Instructions for the task: For each line in the data that includes "replies", make a copy.

=== Section Start ===

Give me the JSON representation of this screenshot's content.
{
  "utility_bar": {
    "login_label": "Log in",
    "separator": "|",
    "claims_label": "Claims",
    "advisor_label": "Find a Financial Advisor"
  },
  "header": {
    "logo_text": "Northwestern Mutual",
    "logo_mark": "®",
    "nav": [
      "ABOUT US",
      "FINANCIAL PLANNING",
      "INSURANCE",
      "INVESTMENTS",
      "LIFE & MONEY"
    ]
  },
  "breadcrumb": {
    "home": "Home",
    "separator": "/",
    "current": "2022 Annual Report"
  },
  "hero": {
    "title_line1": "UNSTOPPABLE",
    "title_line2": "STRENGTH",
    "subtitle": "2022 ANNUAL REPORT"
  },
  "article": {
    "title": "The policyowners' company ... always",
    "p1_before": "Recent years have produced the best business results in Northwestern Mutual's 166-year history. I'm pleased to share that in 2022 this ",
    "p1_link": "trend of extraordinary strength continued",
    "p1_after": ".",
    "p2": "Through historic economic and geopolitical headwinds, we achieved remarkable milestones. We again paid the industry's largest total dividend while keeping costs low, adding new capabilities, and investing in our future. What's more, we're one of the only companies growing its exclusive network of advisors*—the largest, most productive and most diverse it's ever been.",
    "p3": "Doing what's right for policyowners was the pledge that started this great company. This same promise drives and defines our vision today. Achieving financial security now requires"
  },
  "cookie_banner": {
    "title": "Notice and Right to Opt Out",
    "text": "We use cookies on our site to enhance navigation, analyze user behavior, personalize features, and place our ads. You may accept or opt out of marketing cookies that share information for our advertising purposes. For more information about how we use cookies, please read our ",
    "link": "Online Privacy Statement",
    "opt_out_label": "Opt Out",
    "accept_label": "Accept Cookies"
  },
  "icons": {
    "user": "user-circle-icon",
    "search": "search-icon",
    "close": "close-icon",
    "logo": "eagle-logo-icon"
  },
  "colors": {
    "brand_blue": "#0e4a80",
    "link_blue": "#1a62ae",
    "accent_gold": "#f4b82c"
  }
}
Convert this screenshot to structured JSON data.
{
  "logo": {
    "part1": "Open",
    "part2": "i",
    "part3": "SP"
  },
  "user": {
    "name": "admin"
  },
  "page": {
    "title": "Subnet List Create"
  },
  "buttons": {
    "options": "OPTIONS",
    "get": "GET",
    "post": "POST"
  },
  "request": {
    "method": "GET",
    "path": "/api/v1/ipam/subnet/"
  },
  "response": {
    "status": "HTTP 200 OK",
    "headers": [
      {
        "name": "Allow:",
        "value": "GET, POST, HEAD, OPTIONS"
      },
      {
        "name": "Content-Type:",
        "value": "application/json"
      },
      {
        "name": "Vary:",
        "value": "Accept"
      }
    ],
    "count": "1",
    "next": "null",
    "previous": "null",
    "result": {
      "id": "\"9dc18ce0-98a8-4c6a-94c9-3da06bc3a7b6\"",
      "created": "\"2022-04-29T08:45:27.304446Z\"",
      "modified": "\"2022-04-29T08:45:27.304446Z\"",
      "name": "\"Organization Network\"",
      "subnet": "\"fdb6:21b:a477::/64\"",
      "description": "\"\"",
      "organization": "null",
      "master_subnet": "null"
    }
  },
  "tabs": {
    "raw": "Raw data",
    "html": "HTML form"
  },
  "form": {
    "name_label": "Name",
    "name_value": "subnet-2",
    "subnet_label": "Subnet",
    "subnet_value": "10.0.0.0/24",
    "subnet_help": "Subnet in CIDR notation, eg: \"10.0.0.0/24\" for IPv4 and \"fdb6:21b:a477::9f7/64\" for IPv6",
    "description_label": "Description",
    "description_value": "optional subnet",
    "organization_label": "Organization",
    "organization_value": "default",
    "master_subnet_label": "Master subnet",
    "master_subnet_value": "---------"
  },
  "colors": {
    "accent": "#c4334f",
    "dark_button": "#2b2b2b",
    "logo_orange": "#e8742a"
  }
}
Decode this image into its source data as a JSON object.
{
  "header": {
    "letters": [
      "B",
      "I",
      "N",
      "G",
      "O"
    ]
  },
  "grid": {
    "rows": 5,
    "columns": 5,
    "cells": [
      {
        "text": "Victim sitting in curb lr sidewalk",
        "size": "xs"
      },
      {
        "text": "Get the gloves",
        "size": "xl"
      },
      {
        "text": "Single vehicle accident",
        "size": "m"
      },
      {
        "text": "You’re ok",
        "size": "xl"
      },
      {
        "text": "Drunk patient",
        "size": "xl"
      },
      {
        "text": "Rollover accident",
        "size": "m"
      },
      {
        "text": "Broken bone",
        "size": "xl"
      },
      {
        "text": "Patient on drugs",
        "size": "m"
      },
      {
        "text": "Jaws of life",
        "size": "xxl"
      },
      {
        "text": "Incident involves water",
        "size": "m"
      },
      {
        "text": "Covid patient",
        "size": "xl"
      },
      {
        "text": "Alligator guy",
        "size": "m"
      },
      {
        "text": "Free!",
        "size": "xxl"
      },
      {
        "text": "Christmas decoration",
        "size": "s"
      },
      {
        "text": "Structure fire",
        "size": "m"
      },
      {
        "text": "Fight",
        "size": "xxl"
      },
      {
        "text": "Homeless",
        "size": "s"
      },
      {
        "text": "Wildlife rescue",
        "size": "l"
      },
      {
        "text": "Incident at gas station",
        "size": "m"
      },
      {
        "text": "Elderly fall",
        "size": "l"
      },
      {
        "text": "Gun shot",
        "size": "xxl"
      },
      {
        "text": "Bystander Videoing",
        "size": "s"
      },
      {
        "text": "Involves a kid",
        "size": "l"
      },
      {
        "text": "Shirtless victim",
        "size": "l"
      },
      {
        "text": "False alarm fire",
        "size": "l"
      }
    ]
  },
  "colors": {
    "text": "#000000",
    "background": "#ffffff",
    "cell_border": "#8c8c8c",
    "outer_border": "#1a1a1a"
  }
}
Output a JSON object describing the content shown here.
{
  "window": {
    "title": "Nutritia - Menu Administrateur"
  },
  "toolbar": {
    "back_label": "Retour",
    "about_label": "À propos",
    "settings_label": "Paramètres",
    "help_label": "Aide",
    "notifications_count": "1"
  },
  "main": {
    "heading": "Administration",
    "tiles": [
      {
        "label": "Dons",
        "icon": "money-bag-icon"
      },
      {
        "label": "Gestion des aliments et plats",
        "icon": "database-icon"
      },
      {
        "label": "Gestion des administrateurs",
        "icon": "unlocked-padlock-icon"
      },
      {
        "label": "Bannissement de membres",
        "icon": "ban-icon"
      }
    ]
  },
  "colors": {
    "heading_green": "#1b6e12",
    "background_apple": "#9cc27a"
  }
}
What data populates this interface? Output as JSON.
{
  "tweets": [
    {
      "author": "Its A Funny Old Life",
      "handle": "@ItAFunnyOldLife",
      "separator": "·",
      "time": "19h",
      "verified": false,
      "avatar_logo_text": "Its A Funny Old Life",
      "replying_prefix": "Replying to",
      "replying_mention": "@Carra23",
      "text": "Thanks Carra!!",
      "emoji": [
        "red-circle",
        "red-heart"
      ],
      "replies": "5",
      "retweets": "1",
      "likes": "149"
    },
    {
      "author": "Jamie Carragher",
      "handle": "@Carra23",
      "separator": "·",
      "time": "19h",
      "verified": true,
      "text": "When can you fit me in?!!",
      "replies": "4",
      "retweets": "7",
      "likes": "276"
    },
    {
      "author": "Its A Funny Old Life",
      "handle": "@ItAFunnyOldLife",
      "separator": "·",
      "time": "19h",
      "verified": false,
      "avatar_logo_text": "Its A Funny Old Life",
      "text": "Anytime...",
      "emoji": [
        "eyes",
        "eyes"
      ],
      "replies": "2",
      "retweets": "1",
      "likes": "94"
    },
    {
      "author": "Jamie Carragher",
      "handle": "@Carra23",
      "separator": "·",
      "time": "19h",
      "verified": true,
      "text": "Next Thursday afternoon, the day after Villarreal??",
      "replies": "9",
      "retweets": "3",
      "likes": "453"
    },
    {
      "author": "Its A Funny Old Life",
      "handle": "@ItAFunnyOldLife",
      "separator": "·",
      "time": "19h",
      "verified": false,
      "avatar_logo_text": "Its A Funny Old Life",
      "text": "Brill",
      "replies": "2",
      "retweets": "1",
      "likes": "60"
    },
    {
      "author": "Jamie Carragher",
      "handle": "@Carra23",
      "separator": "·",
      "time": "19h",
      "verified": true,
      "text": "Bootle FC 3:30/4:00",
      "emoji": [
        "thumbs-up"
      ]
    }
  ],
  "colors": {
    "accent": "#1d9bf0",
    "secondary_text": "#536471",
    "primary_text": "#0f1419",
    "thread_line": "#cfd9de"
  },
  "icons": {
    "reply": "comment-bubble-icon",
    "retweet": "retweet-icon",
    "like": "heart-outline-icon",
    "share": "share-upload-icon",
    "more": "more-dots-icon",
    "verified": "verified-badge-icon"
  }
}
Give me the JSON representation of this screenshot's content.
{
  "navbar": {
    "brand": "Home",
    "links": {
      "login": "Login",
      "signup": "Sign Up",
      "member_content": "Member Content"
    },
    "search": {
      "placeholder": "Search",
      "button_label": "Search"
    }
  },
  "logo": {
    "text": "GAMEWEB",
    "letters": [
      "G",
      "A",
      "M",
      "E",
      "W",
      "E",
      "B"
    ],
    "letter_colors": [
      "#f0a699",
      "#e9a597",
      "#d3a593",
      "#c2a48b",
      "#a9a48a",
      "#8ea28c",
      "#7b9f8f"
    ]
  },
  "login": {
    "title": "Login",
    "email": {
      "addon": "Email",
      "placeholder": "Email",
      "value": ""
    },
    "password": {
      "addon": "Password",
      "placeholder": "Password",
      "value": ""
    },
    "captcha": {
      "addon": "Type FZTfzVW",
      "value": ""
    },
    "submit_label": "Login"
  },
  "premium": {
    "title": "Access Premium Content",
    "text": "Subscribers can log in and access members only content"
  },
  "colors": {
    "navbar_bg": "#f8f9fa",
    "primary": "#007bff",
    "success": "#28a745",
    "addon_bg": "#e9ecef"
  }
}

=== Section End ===

Output of the exercise:
      "replies": "5",
      "replies": "4",
      "replies": "2",
      "replies": "9",
      "replies": "2",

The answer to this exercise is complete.